Building an Age-Friendly Community

Communication and Information

Many seniors are simply not aware of the many programs and services available in the community. Isolated seniors and new immigrants, in particular, are not aware of the various communication channels, such as 211, that exist to connect people to information and services.

Our Vision

An Age-Friendly Ottawa means that seniors and caregivers have access to the right information, at the right time and in the right format. Communication methods in the community are tailored to the preferences and needs of older adults and take into account certain age-related changes such as those related to visual perception.

Our Approach

Our approach is to support and promote 211 as the main information channel for community, social, health and government services and to work closely with the COA Education and Events Committee and COA Francophone Affairs Committee to offer monthly Lunch and Learn events and special presentations. These learning events feature guest speakers presenting on a variety of topics of interest to seniors and they help to connect seniors to a variety of community resources and programs.

Our Successes
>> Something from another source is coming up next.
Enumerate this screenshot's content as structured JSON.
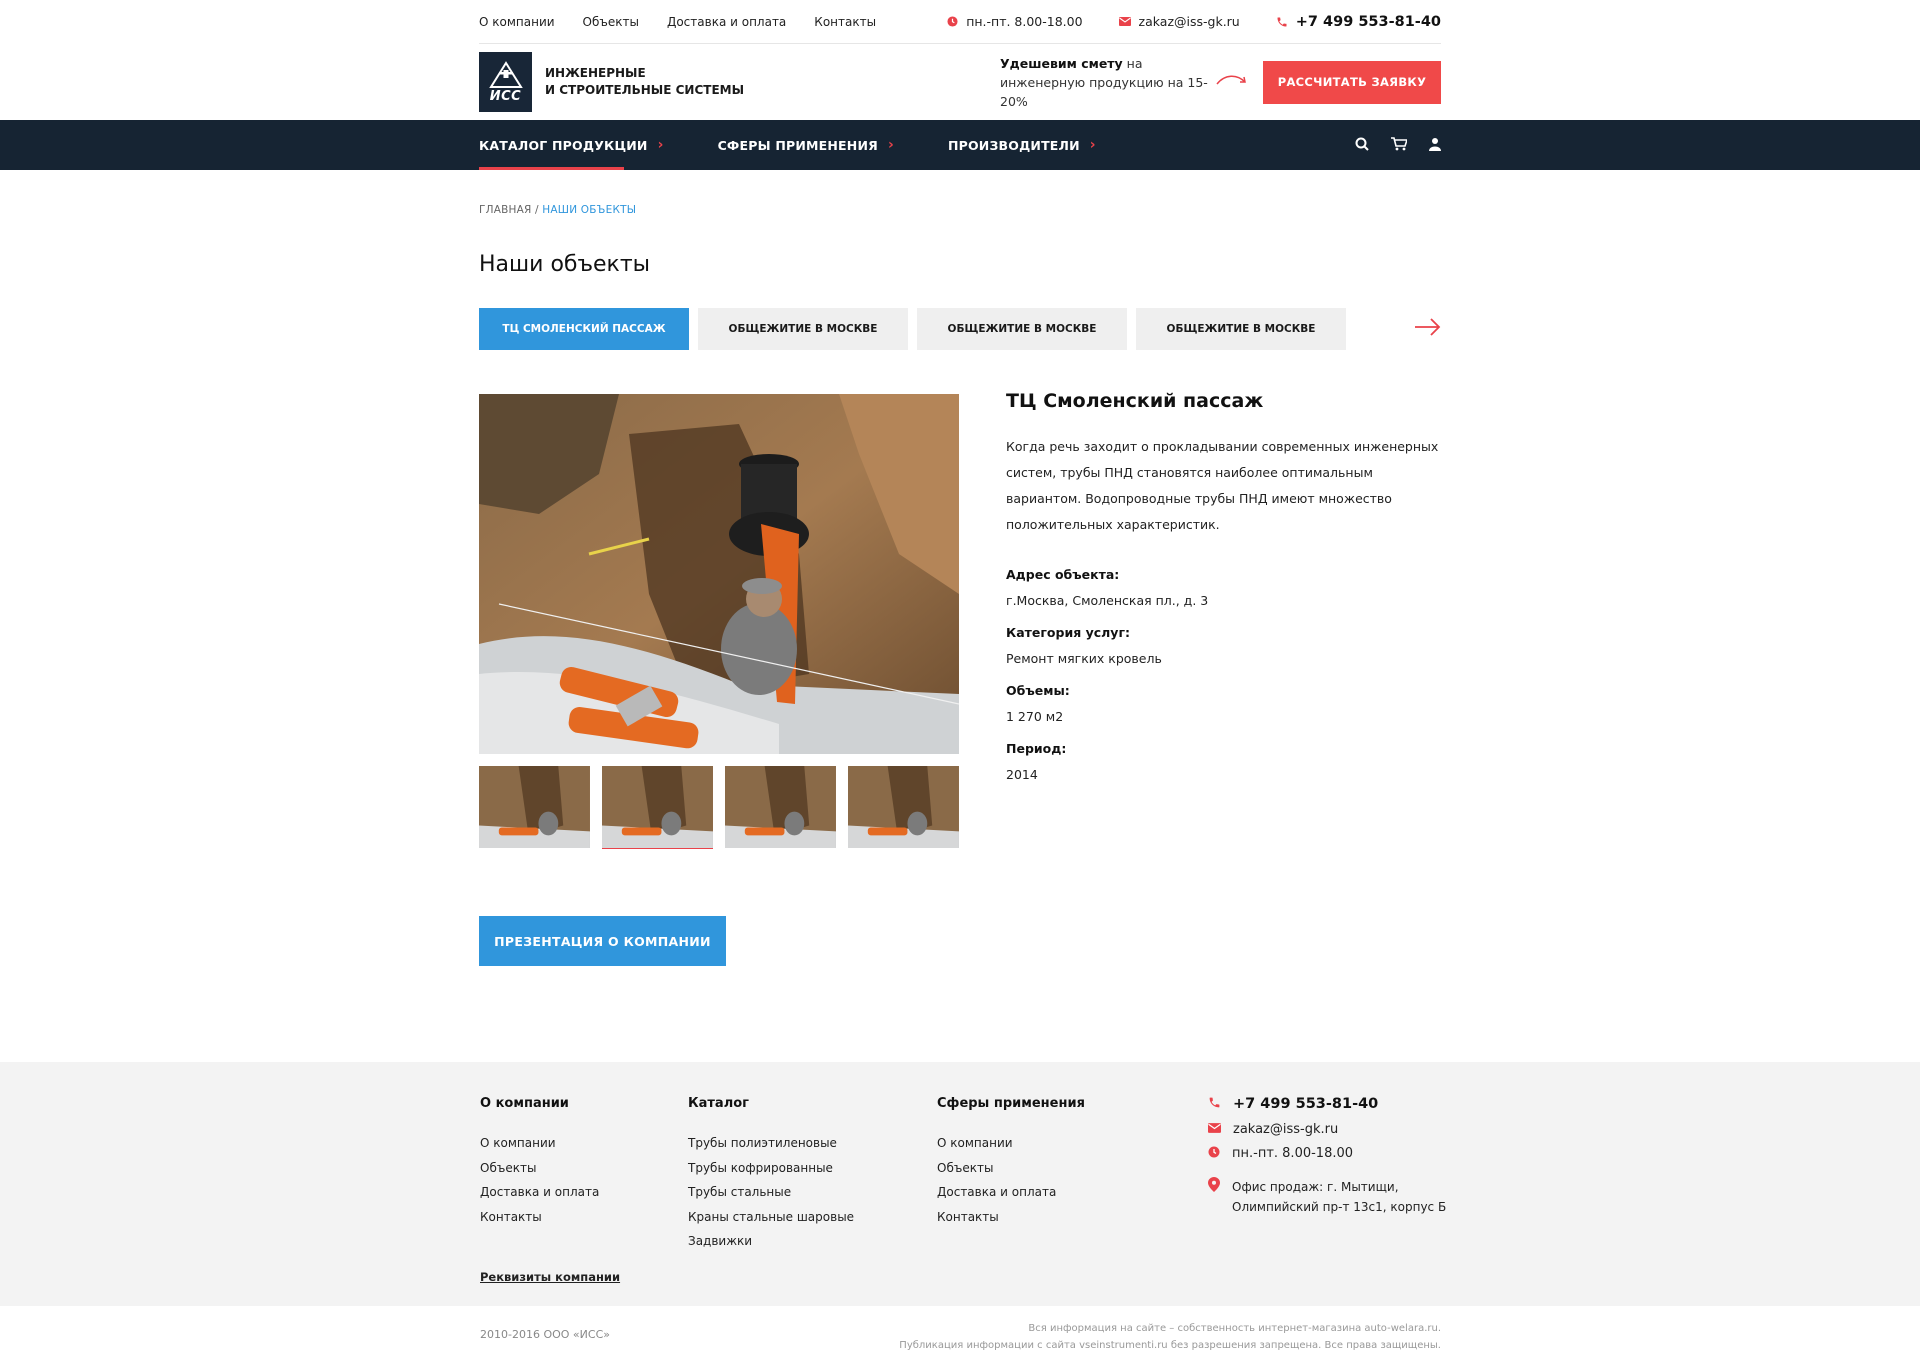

The Council on Aging hosted 9 Lunch and Learn events in 2014, with an average attendance of 80 persons. Topics included Power of Attorney, Living Will & Executor of Wills (presented by John Johnson, Lawyer, Nelligan O’Brien Payne LLP) and The Importance and Ability of Building Long-Lasting Relationships (presented by Dr. Sue Johnson, author of the book Hold Me Tight).

What’s New

On 27 January 2016, Jennifer Cavanagh, Susan Phypers and Rachel Sokolsky will present Community Programs that Support Seniors’ Mental Health at the monthly Lunch & Learn event organized by the COA Education & Events Committee.